Component data from apps and pages:
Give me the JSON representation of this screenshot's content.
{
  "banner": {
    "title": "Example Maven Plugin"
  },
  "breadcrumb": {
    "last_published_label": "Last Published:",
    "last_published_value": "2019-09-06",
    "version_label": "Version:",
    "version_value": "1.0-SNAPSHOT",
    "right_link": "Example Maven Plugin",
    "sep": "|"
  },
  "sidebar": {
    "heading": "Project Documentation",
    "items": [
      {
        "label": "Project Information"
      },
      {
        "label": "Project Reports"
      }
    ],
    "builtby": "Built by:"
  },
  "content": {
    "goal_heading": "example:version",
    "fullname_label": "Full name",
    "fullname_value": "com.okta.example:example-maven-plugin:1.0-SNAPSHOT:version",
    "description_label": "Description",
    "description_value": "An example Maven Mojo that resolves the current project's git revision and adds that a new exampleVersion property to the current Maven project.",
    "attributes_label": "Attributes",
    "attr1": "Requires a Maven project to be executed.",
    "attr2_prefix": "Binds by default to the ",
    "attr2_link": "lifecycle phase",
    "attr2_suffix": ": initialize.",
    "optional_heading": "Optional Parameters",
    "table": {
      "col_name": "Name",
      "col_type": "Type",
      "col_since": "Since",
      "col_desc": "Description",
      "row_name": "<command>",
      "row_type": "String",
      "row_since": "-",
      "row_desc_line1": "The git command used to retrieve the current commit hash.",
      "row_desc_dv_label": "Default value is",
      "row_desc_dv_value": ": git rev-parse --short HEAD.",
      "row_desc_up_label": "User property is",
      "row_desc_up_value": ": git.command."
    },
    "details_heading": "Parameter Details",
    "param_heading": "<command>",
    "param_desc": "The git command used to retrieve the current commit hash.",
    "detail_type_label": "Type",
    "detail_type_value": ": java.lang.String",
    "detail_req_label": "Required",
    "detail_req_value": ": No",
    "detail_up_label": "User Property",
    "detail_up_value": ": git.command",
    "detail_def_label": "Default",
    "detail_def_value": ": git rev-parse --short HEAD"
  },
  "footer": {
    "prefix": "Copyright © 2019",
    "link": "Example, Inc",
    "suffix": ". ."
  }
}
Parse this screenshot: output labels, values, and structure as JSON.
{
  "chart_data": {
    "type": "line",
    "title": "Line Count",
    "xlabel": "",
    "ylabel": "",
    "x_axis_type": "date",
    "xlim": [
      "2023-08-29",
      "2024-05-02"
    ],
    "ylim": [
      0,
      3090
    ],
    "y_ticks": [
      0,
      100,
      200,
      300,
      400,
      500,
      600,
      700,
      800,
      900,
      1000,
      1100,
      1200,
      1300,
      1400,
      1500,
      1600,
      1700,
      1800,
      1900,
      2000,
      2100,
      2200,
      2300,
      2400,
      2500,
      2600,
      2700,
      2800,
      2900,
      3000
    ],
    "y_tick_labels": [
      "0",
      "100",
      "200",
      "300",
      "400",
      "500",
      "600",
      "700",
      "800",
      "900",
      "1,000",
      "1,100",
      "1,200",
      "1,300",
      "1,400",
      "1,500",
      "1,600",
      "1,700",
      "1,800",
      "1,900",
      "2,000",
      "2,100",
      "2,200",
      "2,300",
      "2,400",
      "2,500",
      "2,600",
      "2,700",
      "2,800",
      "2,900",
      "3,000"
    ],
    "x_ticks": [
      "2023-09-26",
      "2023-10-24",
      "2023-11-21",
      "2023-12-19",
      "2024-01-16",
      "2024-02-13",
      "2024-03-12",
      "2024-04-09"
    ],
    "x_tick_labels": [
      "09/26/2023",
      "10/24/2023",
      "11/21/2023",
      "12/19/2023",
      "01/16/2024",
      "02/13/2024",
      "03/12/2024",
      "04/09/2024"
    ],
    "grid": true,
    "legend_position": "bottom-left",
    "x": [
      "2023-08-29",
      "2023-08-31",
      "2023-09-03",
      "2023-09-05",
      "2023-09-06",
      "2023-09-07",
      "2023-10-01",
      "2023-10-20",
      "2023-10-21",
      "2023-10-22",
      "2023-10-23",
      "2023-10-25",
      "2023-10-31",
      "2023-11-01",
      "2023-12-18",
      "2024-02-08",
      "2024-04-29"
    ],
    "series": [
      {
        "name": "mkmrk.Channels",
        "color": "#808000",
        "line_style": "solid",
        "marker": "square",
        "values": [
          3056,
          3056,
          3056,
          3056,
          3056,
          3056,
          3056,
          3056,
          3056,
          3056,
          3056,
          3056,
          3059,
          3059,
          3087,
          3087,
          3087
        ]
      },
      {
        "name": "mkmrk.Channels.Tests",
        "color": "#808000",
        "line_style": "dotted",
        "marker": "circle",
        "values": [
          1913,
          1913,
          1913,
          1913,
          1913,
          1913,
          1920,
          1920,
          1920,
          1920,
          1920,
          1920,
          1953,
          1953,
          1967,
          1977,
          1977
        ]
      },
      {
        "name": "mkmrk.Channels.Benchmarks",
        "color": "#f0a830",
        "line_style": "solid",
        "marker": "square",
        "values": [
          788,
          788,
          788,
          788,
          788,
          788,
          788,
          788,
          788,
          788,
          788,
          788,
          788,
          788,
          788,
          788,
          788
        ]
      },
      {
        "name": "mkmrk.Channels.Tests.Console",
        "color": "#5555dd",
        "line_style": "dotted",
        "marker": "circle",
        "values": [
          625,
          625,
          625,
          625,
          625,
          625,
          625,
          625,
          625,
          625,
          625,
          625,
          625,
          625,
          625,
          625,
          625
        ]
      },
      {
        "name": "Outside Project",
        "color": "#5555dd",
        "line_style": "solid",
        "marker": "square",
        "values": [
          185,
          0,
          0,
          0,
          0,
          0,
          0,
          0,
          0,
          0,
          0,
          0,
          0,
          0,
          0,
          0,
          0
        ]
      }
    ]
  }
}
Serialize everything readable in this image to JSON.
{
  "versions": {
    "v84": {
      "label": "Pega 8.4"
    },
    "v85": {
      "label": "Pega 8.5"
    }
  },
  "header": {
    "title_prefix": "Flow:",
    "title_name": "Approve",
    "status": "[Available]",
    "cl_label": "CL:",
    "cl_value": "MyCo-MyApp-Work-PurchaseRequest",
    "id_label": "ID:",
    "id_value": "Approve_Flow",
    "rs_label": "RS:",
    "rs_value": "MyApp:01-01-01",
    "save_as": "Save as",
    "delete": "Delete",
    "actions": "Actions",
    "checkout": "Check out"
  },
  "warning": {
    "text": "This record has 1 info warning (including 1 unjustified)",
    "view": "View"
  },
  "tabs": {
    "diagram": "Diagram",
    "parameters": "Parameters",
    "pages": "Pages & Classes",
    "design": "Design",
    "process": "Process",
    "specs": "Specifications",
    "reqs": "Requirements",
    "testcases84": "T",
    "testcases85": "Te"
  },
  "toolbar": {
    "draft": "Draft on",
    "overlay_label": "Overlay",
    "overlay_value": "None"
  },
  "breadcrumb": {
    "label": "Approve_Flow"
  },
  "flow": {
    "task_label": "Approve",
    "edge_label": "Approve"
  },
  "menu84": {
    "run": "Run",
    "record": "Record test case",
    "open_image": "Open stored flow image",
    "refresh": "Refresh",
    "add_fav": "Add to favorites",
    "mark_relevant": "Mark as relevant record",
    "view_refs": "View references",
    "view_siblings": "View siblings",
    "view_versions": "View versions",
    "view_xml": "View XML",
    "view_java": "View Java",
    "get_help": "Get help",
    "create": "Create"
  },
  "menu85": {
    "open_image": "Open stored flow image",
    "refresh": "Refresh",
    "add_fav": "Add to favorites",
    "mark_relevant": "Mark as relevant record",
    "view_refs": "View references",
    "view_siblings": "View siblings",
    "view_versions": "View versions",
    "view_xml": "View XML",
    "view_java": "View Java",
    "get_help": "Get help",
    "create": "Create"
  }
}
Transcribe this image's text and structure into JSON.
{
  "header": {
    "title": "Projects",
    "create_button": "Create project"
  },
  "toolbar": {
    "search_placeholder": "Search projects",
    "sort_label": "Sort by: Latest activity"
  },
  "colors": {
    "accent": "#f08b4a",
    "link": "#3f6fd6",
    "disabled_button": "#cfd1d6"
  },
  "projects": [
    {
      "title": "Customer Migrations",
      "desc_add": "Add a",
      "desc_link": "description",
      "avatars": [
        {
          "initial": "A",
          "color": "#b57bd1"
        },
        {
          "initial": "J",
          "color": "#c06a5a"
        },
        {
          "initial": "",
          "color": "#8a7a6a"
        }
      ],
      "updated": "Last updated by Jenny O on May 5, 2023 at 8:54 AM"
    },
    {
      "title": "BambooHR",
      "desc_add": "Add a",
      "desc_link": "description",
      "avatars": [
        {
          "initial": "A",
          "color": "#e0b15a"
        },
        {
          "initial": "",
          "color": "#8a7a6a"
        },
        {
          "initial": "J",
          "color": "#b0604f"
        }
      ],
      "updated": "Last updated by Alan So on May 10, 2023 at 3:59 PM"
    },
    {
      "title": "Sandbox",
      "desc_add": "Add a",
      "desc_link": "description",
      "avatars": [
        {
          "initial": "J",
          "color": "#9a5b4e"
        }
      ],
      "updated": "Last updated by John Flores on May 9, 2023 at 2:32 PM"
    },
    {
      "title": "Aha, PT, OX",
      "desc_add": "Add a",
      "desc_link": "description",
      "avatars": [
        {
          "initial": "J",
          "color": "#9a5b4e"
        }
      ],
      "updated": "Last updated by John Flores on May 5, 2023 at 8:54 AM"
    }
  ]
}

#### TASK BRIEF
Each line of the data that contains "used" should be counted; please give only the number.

#### EXERCISE SOLUTION
2